Perhaps this mania will be contagious. Perhaps we shall, later this week, hear G. W. Bush declare how proud Americans should be that some of them feel rather awkward about their forbears having whipped, raped and worked to death so many black folk.

Ah, but "only in Canada", you say? Thank God.

14 comments:

Aeneas the Younger said...

It will always be "Dominion Day" to me ...

Ti-Guy said...

Thank God we gave you people the word Canada. I shudder to think what you'd have called it...Borealia, most likely. Can you imagine the mockery?

Sir Francis said...

Thank God we gave you people the word "Canada".

Yeah, and you even managed not to mangle the Iroquoian too badly...

I don't think we would have gone for "Borealia", though--too abstract, and without an obvious reference to ourselves.

I would have voted for "Wolfeland", if given the chance: it has a sleekly (and ironically, as it turned out) predatory ring to it. :)

liberal supporter said...

The Loblaws of Wolfeland?

Ti-Guy said...

Yeah, and you even managed not to mangle the Iroquoian too badly...

Now, now.
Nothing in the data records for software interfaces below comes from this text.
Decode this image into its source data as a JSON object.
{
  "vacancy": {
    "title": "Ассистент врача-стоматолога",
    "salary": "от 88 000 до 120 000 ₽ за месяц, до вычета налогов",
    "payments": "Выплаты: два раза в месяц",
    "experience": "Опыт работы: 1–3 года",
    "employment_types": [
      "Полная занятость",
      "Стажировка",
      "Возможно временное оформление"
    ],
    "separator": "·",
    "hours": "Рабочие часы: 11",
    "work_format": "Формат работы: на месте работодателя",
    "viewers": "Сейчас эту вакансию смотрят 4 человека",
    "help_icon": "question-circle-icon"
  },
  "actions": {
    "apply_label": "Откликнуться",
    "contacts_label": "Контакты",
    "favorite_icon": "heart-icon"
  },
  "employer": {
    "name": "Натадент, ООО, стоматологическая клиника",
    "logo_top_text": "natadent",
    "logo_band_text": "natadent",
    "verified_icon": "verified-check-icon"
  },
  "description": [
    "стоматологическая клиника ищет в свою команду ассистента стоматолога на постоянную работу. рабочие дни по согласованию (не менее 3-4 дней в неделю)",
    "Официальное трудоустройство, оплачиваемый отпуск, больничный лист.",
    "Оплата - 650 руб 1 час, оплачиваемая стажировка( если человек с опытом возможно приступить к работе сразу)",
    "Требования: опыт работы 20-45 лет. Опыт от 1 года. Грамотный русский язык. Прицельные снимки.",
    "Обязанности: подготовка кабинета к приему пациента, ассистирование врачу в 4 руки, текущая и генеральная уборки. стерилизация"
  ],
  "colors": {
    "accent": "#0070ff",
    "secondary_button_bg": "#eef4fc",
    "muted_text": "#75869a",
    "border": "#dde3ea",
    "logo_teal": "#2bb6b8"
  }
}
As ATY, says: "Don't bite the hand that feeds you."

I don't think we would have gone for "Borealia", though--too abstract, and without an obvious reference to ourselves.

Huh? Borealis was one of the names orignally tossed into the ring at Confederation.

How do you think Australia got its name?

Sir Francis said...

How do you think Australia got its name?

Hmm...I'm guessing the fact that British authorities were very much not interested in getting input from the inhabitants had something to do with it.

Ti-Guy said...

Indeed. But it's still dumb name for a country, don't you think?

I may be biased, though, I confuse Autriche with Autruche and quite often end up thinking the Ostrich is indigenous to either Austria or Australia.

Sir Francis said...

Indeed. But it's still dumb name for a country, don't you think?

You bet. Right up there with Greenland. Why not just call it "Landland"?

By the way, what say you about the latest humiliation offered to your peuple? Have you been in touch with the local chapter of the FLFO (Front de la libération franco-Ontarien)? :)

Tomm said...

Sir Francis,

Good post. Canada Day in my town included a parade with 3 horses and a fire truck, a barbeque at the legion, local musicians playing bluegrass, native C&W, and raunchy rock.

A little different than Ottawa. But still very Canadian.

Does this mean there is more than one Canada, or just variations on a theme?

Ti-Guy said...

Have you been in touch with the local chapter of the FLFO (Front de la libération franco-Ontarien)? :)

..euh...ontarienne.

And yes, I have. We're blowing up ATY's shrine to Elizabeth I next week.

Oh, relax, CSIS Operative #389. I'm just kidding.

Sir Francis said...

..euh...ontarienne.

Câlisse!

Sir Francis said...

A little different than Ottawa.

Not really. Virtually everything you describe occurred in Ottawa as well (except the fire truck!). Perhaps, despite the best efforts of our divisive hack politicians, Canadians are more alike than you think.

Let's face it: national holidays transpire pretty much the same way across the world. Much "Hooray-for-us" ballyhooing during the day and much public urination and vomiting after dark. Whatever.

I'm not "proud" to be Canadian. I did nothing to earn it; I was born into it. I would as logically be proud to be green-eyed.

Canadian citizenship is not something to be proud of. It's something to live up to. Too few of us manage to do so, our so-called "leaders" and all the rest of the buffoonish denizens of the House of Comics least of all.

Tomm said...

Sir Francis,

You are absolutely correct, we don't even know what it is we need to live up to.

Politician's certainly wouldn't find votes in an effort to tell us either. We are stuck in a national purgatory of bad politics and poor appreciation for our own birth right.

Dylan said...

Amen, Sir Francis! And a belated Happy Canadas Day to you too!